As previously noted, it’s getting harder to find and hold onto a decent job. And awfully few of the alleged job creators – the ones the Republicans say we can’t tax because they need that money to create jobs – are creating jobs.
I had held out hope that those of us who put one word after another to create meaning might be spared the ax. Oh, sure, newspapers have been shedding jobs for almost a decade; I’ve known that since I lost my newspaper job in 2003. Under the right circumstances, though, those jobs could come back.
Or not. Not when advances like this are being made in the field of artificial intelligence. Read it first, then continue here.

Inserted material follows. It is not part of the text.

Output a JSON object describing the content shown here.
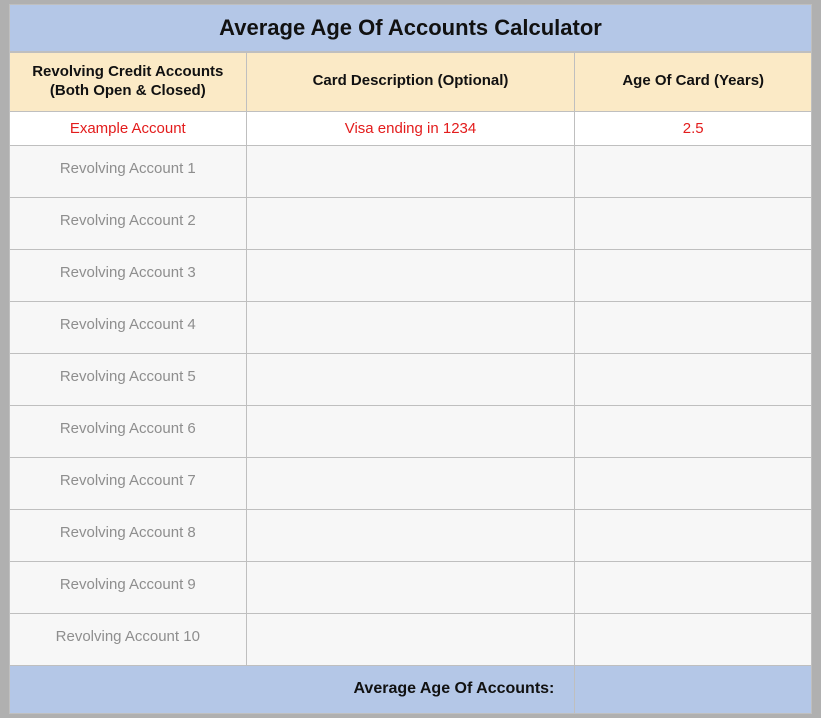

The official unemployment number came out Friday: 9.1 percent. That’s 14 million Americans without work. Not counted are the underemployed who can’t make ends meet or the people labeled as discouraged workers, more than 200,000 unemployed people who have tried so hard and for so long to find a job that they’ve given up, at least for now. The Congressional Budget Office does not expect the unemployment rate to fall below 8 percent for two more years and says we won’t see 5 percent unemployment until 2017. Further, mass layoffs – when 50 or more workers lose their livelihoods at once – rose 3 percent in August.